The Steven & Alexandra Cohen Foundation has awarded a $5 million dollar leadership grant to support a scientific study that seeks to reduce Lyme disease in neighborhoods. If successful, the project will revolutionize Lyme disease prevention.
Bard College biologist Felicia Keesing and Cary Institute disease ecologist Richard Ostfeld will direct the scientifically rigorous five-year study. It will take place in Dutchess County, New York, which is home to one of the nation’s highest Lyme disease infection rates. Residents of 24 neighborhoods will be recruited from Lyme disease hotspots identified by the researchers and their partners at the Dutchess County Department of Health.
Link to the project web-page:
Full press-release from Bard.
The Sawkill watershed research of prof.
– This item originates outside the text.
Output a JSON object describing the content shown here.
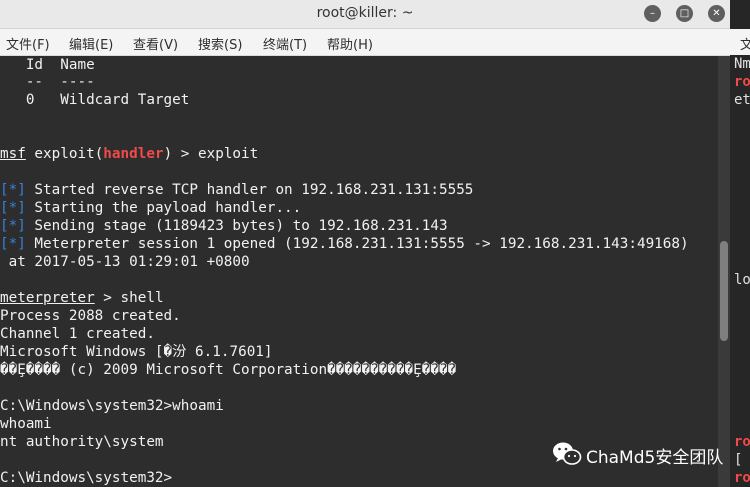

Eli Dueker was recently featured on local Hudson Valley TV! See the full material, with some interviews and water sampling action here: